About this exercise —
Within the records below, find each line with the word "title" and copy it out.

[Interface dataset entries]

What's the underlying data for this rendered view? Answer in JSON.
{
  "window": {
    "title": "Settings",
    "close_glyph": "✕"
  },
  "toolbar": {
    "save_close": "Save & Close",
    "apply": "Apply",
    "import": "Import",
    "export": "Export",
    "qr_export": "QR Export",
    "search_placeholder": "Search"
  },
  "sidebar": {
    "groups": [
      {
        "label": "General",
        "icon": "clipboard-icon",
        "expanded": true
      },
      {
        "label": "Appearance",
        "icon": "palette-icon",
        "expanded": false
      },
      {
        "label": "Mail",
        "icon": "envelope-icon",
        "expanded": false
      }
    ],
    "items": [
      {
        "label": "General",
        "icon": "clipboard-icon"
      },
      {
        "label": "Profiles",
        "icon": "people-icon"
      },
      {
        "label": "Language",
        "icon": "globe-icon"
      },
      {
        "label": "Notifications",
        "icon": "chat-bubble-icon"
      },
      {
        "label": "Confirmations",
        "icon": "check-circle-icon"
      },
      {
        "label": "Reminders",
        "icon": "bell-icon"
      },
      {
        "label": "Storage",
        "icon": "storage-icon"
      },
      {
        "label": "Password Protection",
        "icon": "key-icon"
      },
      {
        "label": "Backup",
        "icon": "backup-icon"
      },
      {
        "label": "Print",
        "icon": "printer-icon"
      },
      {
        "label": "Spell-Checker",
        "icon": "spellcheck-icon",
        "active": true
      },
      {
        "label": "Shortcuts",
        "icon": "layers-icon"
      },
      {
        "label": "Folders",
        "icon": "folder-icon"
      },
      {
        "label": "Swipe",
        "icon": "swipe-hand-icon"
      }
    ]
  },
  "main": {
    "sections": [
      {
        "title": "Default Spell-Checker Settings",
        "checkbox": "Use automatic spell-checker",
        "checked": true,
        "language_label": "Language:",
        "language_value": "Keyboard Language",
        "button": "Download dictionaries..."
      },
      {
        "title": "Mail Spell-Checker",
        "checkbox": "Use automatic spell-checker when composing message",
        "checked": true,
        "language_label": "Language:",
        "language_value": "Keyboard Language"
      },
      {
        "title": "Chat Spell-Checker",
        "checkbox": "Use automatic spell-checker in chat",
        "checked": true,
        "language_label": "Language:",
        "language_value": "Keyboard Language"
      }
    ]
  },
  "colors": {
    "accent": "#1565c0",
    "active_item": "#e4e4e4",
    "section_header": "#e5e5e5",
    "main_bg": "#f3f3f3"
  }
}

Output —
    "title": "Settings",
        "title": "Default Spell-Checker Settings",
        "title": "Mail Spell-Checker",
        "title": "Chat Spell-Checker",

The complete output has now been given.